Problem statement:
Count every line in the entries that holds the word "date". The reply is that count alone.

Data for processing section start

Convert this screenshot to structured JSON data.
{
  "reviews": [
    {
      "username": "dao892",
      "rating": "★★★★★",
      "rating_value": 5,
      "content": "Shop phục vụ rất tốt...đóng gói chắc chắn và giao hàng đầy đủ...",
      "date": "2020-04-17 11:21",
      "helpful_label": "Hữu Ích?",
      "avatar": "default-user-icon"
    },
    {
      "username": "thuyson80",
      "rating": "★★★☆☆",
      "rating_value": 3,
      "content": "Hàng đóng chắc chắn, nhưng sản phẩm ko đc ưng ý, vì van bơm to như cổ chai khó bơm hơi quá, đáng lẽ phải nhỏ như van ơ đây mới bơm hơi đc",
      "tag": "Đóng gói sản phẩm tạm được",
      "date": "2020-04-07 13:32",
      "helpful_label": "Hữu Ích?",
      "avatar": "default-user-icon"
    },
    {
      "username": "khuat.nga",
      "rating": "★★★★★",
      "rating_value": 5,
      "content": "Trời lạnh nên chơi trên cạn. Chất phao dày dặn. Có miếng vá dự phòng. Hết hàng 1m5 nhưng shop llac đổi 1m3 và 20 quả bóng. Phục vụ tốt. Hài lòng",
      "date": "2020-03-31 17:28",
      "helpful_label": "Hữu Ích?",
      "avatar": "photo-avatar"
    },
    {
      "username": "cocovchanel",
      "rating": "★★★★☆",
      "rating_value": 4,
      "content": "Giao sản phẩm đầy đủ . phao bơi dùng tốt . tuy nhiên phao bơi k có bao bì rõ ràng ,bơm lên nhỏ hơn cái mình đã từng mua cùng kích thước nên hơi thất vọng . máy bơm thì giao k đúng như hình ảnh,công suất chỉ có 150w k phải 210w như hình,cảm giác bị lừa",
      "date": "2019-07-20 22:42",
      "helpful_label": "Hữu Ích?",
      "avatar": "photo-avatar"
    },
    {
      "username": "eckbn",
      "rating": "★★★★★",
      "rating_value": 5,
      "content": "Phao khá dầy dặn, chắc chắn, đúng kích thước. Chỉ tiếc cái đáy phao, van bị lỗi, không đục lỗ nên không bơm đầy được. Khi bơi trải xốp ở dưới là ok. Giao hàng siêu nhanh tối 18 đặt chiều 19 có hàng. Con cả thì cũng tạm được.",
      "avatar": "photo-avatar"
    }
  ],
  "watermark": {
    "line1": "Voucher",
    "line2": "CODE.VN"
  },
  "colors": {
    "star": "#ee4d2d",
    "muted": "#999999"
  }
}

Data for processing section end

Written reply:
4